Little Bit Farm
-- Little bit Farm (email@example.com), October 18, 2001
You can also milk a cow. This is from this website:
In the past, milkmaids were known for their smooth skin. They maintained a clear complexion because they were rarely afflicted with smallpox, a disease causing lesions of the skin that often left horrible scars. It was not until 1798 that Edward Jennings discovered why. It turns out that cows can carry a similar disease, known as cowpox, and that the milkmaids would be exposed to this disease through the milk of the cows, which would enter through small cuts on their hands. Thus, the milkmaids would gain immunity to smallpox. Using this logic, Jennings was able to develop a vaccine for smallpox. Now, smallpox has been all but eliminated in most industrialized countries. The development of a smallpox vaccine led to the development of vaccines for many other diseases. Pasteur was the first to employ weakened microorganisms for vaccines. By 1935, methods of isolating and growing viruses allowed development of vaccines for polio, measles, rubella and influenza. Vaccines have nearly eliminated certain diseases in the United States. Smallpox has not been seen since 1949, polio occurrence has decreased by 84%, and diphtheria is rarely seen (Crandall in Ellis 169). There are certainly a number of diseases that will never be eliminated, but can be controlled. Some diseases, like influenza, mutate so quickly that vaccines are soon ineffective for new strains. However, a vaccine for the prevalent strains of a year can be made and administered, promoting immunity not only for those who have taken the vaccine, but also for others in the population: those who were immunized do not become carriers. Other diseases such as meningitis have disease-causing agents that are poorly immunogenic, creating low level or short lasting immunities. However, with frequent boosters they can still offer protection. Simply decreasing the incidence of the disease has great benefit. There are still a number of diseases whose immunogenicity is so low or whose variability is so high that we cannot develop vaccines for them. Unfortunately, this includes some particularly unpleasant and even deadly diseases, like HIV.

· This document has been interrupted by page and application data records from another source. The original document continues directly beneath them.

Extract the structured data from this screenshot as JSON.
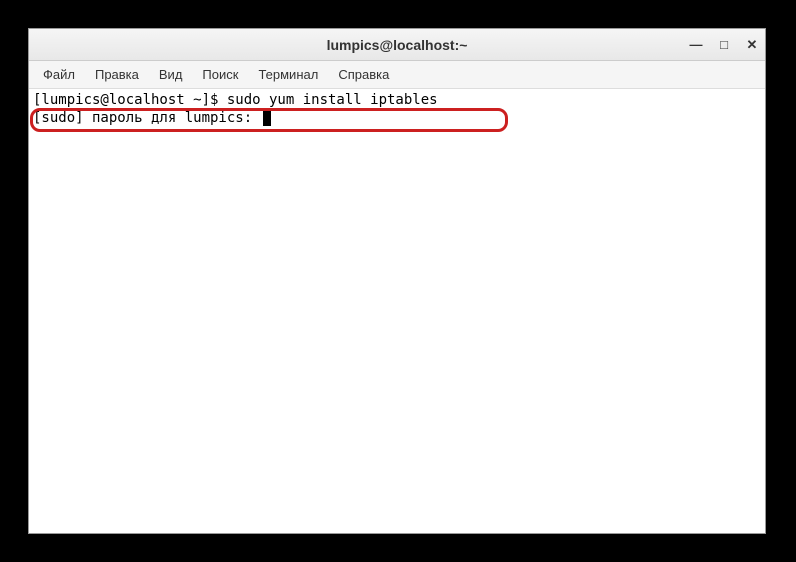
{
  "titlebar": {
    "title": "lumpics@localhost:~"
  },
  "window_controls": {
    "minimize": "—",
    "maximize": "□",
    "close": "✕"
  },
  "menubar": {
    "items": [
      {
        "label": "Файл"
      },
      {
        "label": "Правка"
      },
      {
        "label": "Вид"
      },
      {
        "label": "Поиск"
      },
      {
        "label": "Терминал"
      },
      {
        "label": "Справка"
      }
    ]
  },
  "terminal": {
    "line1": "[lumpics@localhost ~]$ sudo yum install iptables",
    "line2": "[sudo] пароль для lumpics: "
  }
}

Little Bit Farm
-- Little bit Farm (firstname.lastname@example.org), October 18, 2001.
I also found this at this website which I thought was interesting.
It is sometimes externally applied in ointments and lotions, and as an antiseptic, to disperse hard swellings, also pounded and employed as a poultice for scrofulous sores. It is said to prevent anthrax in cattle, being largely used for the purpose.
In olden days, Garlic was employed as a specific for leprosy. It was also believed that it had most beneficial results in cases of smallpox, if cut small and applied to the soles of the feet in a linen cloth, renewed daily.
-- Little bit Farm (email@example.com), October 18, 2001.